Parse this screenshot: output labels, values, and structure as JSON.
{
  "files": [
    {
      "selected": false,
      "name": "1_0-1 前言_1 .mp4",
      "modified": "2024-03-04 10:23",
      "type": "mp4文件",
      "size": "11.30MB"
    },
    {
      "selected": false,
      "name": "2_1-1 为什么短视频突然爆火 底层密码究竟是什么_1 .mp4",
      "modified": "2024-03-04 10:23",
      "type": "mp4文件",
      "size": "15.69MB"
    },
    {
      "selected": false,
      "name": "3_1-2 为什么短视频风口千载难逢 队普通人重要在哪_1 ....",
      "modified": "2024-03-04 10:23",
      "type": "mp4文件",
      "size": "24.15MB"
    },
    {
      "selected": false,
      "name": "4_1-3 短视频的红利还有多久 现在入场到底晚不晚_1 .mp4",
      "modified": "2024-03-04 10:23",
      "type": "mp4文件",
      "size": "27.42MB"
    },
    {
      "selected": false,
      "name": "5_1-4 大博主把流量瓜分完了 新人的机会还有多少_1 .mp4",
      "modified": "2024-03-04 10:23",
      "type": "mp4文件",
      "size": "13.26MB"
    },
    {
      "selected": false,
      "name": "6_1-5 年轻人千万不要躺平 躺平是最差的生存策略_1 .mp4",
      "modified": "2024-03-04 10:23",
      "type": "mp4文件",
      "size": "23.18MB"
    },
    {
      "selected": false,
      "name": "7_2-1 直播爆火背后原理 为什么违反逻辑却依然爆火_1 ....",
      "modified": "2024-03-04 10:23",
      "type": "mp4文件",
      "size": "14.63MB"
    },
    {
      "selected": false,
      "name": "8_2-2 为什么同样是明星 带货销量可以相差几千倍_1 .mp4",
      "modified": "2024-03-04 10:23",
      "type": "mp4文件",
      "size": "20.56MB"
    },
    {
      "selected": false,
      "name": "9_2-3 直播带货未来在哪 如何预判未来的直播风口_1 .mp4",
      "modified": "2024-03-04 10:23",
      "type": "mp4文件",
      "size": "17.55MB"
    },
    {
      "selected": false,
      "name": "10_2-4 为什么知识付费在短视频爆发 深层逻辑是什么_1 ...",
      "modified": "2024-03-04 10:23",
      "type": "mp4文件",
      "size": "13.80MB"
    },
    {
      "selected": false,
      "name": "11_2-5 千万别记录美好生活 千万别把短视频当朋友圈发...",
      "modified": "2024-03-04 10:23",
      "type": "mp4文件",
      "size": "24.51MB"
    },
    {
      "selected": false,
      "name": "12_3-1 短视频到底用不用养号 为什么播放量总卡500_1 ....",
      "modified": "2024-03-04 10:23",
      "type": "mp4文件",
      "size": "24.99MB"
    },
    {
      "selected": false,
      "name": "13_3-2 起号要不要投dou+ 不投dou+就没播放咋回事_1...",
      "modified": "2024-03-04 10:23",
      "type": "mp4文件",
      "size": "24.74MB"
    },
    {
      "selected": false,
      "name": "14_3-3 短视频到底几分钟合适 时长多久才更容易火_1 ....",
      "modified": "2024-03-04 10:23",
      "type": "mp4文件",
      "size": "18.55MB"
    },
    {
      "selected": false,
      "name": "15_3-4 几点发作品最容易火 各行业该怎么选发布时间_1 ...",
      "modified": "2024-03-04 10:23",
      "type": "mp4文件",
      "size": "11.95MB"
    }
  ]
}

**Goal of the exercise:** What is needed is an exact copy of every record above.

**Exercise solution:**
Parse this screenshot: output labels, values, and structure as JSON.
{
  "files": [
    {
      "selected": false,
      "name": "1_0-1 前言_1 .mp4",
      "modified": "2024-03-04 10:23",
      "type": "mp4文件",
      "size": "11.30MB"
    },
    {
      "selected": false,
      "name": "2_1-1 为什么短视频突然爆火 底层密码究竟是什么_1 .mp4",
      "modified": "2024-03-04 10:23",
      "type": "mp4文件",
      "size": "15.69MB"
    },
    {
      "selected": false,
      "name": "3_1-2 为什么短视频风口千载难逢 队普通人重要在哪_1 ....",
      "modified": "2024-03-04 10:23",
      "type": "mp4文件",
      "size": "24.15MB"
    },
    {
      "selected": false,
      "name": "4_1-3 短视频的红利还有多久 现在入场到底晚不晚_1 .mp4",
      "modified": "2024-03-04 10:23",
      "type": "mp4文件",
      "size": "27.42MB"
    },
    {
      "selected": false,
      "name": "5_1-4 大博主把流量瓜分完了 新人的机会还有多少_1 .mp4",
      "modified": "2024-03-04 10:23",
      "type": "mp4文件",
      "size": "13.26MB"
    },
    {
      "selected": false,
      "name": "6_1-5 年轻人千万不要躺平 躺平是最差的生存策略_1 .mp4",
      "modified": "2024-03-04 10:23",
      "type": "mp4文件",
      "size": "23.18MB"
    },
    {
      "selected": false,
      "name": "7_2-1 直播爆火背后原理 为什么违反逻辑却依然爆火_1 ....",
      "modified": "2024-03-04 10:23",
      "type": "mp4文件",
      "size": "14.63MB"
    },
    {
      "selected": false,
      "name": "8_2-2 为什么同样是明星 带货销量可以相差几千倍_1 .mp4",
      "modified": "2024-03-04 10:23",
      "type": "mp4文件",
      "size": "20.56MB"
    },
    {
      "selected": false,
      "name": "9_2-3 直播带货未来在哪 如何预判未来的直播风口_1 .mp4",
      "modified": "2024-03-04 10:23",
      "type": "mp4文件",
      "size": "17.55MB"
    },
    {
      "selected": false,
      "name": "10_2-4 为什么知识付费在短视频爆发 深层逻辑是什么_1 ...",
      "modified": "2024-03-04 10:23",
      "type": "mp4文件",
      "size": "13.80MB"
    },
    {
      "selected": false,
      "name": "11_2-5 千万别记录美好生活 千万别把短视频当朋友圈发...",
      "modified": "2024-03-04 10:23",
      "type": "mp4文件",
      "size": "24.51MB"
    },
    {
      "selected": false,
      "name": "12_3-1 短视频到底用不用养号 为什么播放量总卡500_1 ....",
      "modified": "2024-03-04 10:23",
      "type": "mp4文件",
      "size": "24.99MB"
    },
    {
      "selected": false,
      "name": "13_3-2 起号要不要投dou+ 不投dou+就没播放咋回事_1...",
      "modified": "2024-03-04 10:23",
      "type": "mp4文件",
      "size": "24.74MB"
    },
    {
      "selected": false,
      "name": "14_3-3 短视频到底几分钟合适 时长多久才更容易火_1 ....",
      "modified": "2024-03-04 10:23",
      "type": "mp4文件",
      "size": "18.55MB"
    },
    {
      "selected": false,
      "name": "15_3-4 几点发作品最容易火 各行业该怎么选发布时间_1 ...",
      "modified": "2024-03-04 10:23",
      "type": "mp4文件",
      "size": "11.95MB"
    }
  ]
}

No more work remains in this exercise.